Only about ten percent of business owners have a business succession plan. Another thirty percent have only an informal plan. Thus, when it comes to estate planning, too often, owners of small businesses fail to plan for what happens to the business on the owner’s death.
Also problematic, though, is when a plan is made within the business but it does not take into account the plans made for the rest of one’s estate. Working with an attorney or a team can help avoid some of these potential problems.
Many small business owners would like to leave that business to family members, carrying on what is seen as a family business. But not all members of a family may be suited to run the business. Some might not be interested in being involved. Even if the family will not run the business, the income can be used to provide security for a surviving spouse and children.
Your estate planning attorney can help you understand your options while taking the above considerations into account. Perhaps an insurance policy is needed to equalize inheritances across a number of children. Or more detailed work could be needed to identify roles each family member will take in the future, some hands-on and some behind-the-scenes. Key here, though, is that your estate planning attorney needs a clear understanding of your entire estate plan. This can help make sure what is happening with your business does not get in the way with the rest of your plan.
Just as family members will have different needs and interests, so too might partners in the business, management of the business, and employees of the business. If the business has other partners, this could set up a recipe for disaster when forcing parties into business with each other who do not have the same business acuity or interests. Management styles can vary greatly from one generation to the next too. Planning in advance can help make sure the employees, often the backbone of the business, don’t feel looked over.

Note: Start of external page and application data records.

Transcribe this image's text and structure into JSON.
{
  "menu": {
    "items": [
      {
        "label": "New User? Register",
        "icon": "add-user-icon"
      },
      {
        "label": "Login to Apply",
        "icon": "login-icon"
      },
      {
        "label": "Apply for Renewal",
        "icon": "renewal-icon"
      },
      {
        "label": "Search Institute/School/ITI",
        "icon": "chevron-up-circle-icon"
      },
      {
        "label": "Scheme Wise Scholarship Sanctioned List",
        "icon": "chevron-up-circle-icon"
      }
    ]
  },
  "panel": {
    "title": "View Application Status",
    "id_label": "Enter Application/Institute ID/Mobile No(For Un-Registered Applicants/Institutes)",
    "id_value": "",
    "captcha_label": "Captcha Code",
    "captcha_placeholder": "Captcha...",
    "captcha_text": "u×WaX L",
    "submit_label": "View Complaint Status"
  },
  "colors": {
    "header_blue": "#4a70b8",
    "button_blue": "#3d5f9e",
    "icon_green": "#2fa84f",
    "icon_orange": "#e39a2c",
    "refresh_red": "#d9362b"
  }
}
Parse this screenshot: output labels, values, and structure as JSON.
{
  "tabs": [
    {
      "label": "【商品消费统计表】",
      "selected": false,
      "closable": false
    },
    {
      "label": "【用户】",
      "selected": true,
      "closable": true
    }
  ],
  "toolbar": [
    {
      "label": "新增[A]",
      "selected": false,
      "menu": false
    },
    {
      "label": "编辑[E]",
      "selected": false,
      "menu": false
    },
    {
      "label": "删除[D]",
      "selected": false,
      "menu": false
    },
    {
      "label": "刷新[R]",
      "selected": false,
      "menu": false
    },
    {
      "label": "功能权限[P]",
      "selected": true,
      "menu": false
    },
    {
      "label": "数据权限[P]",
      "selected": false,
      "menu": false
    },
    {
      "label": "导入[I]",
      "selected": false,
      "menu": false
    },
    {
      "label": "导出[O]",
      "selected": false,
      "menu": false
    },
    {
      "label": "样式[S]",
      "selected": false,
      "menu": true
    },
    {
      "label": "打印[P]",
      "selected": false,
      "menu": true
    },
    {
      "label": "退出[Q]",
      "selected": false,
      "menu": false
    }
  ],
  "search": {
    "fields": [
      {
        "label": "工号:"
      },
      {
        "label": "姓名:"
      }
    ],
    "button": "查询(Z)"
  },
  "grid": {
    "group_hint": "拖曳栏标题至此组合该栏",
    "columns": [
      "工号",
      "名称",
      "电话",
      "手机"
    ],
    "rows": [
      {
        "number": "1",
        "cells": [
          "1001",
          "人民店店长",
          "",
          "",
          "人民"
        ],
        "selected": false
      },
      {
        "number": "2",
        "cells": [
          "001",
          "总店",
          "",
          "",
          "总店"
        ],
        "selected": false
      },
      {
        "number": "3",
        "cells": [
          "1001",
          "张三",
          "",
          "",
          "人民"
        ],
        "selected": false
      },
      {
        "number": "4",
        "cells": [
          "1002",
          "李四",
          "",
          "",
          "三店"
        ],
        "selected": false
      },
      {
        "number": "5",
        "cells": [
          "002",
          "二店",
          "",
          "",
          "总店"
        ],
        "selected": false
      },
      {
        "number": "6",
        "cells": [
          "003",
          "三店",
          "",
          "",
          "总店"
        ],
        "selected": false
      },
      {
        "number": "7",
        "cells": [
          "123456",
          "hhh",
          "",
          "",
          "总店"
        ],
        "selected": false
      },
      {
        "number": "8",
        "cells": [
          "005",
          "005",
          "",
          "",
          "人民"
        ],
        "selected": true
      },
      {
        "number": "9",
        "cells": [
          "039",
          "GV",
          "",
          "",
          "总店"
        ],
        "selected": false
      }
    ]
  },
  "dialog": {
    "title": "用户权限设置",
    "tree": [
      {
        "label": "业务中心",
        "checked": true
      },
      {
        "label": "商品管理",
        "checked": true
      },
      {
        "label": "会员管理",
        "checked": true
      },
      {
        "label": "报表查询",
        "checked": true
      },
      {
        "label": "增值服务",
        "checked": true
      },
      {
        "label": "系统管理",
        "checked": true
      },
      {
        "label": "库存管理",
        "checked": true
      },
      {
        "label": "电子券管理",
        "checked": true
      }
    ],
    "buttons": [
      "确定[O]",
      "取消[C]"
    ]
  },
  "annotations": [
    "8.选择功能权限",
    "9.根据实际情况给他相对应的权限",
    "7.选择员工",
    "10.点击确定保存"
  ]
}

For privately owned or closely held small businesses, often an estate planning attorney can help with all of the areas involved in succession planning. One option is assigning the shares or business interests to a revocable living trust. This can help avoid issues of probate after the original owner dies. Using a trust can also give a trustee flexibility to make determinations when the time comes for the business to pass to the next generation.
Some businesses, though, will need more layered planning such as buy-sell agreements, loans, operating agreement language, and more. In these cases, it is often important to use a team of professionals—your estate planning attorney, your business attorney, your CPA, and insurance professionals—to work together to help you achieve your goals. As you plan for your business succession on your retirement too, a financial planner rounds out your team to help you work toward that retirement goal. Estate planning attorneys typically have passions in being collaborators. This means we work with others on your team for your plan, with your goals in mind.
As you plan out the next month (or next week) with your next to-do list, it's as good a time as any to include business succession planning on that list. Whether your goals are to sell your business outright, leave it to some or all of your family, or hold the business ownership so its income provides financial support to your family, all of this should be part of your overall estate plan.
© 2020 McCreary Law Office, PLLC